pre–pro-B cells derived from IL-7−/− mice were placed in a well of 96-well plates in IMDM with 10% FCS, 50 μM 2-ME, and 10 ng/ml IL-7 (R&D Systems). Cells were harvested at the time points indicated in the figures and subjected to RT-PCR analyses.
Online supplemental material
A more detailed characterization of pre–pro-B cells is shown in Fig. S1. Rescue of B precursor compartments by ectopic EBF in IL-7Rα2/− HSCs is shown in Fig. S2. Antibodies, retroviral vectors, and PCR primers used in this study are listed in the online supplemental material.

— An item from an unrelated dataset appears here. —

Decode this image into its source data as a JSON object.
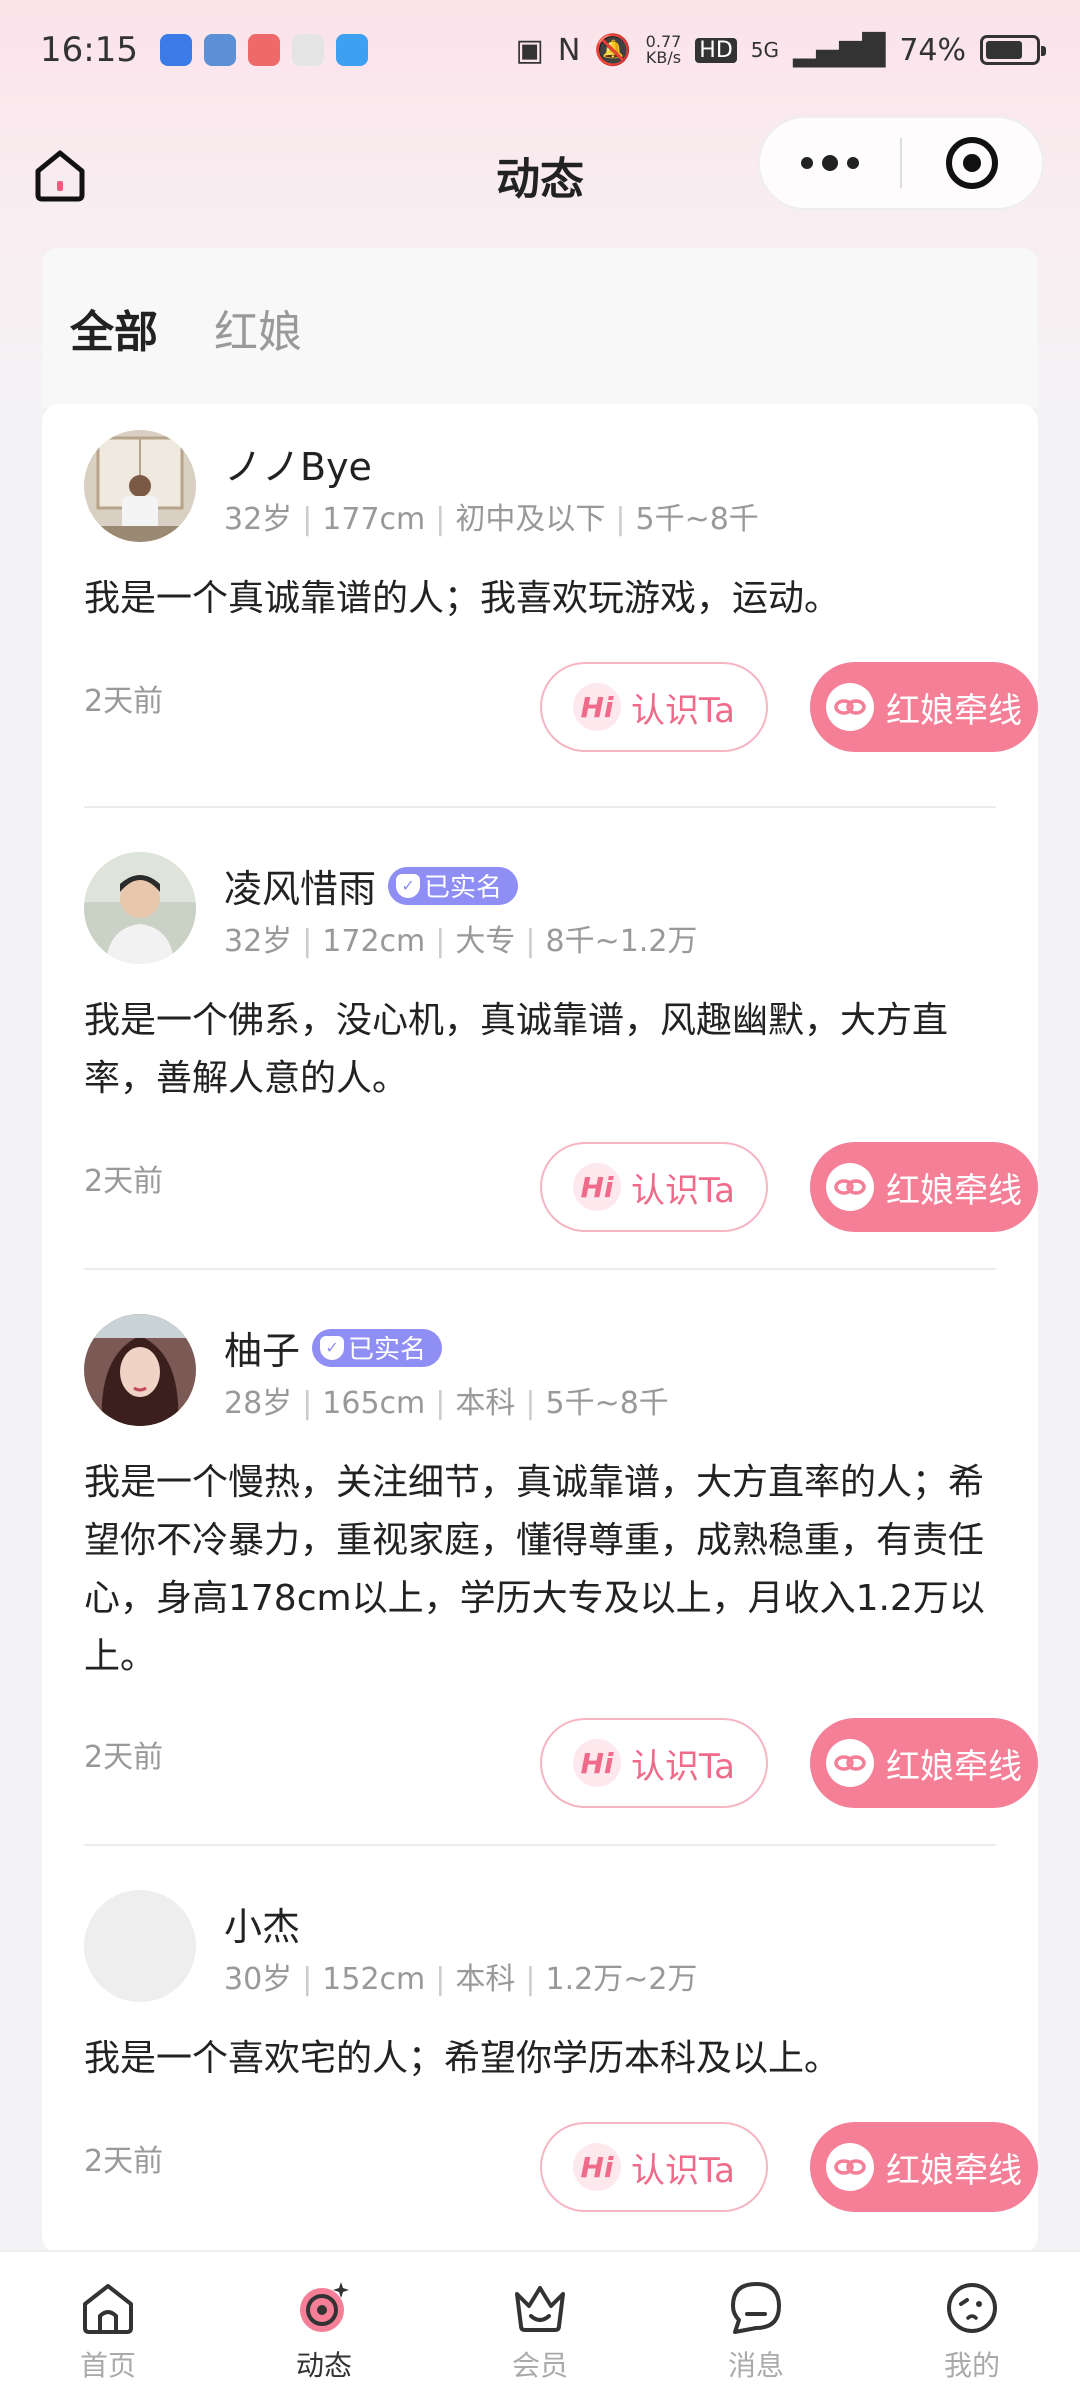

STAT5A1*6, Mcl-1, Pax5, and Bcl-2 cDNAs were kindly provided by T. Kitamura, S. Korsmeyer, J. Parnes, and K. Sugamura, respectively. We greatly appreciate the help of L. Martinek and M. Cook with the maintenance of cell sorters and advice in FACS sorting. We thank M. Krangel for access to a real-time PCR machine and W. Zhang and Y. Zhuang for critically reading the manuscript. We also thank H. Singh, C. Klug, B. Kee, J. Hagman, and R. Grosschedl for information on EBF-deficient mice. We wish to acknowledge the help by L. Jerabek and I.L. Weissman to M. Kondo's transition from Stanford to Duke University.
This work was supported in part by the startup fund from Duke University (M. Kondo) and grants from the National Institutes of Health (T32 AI52077 to A.Y. Lai and R01 AI056123 and R01 CA098129 to M. Kondo). K. Kikuchi was a fellow of the Uehara Memorial Foundation. M. Kondo is a scholar of the Sidney Kimmel Foundation for Cancer Research.
The authors have no conflicting financial interests.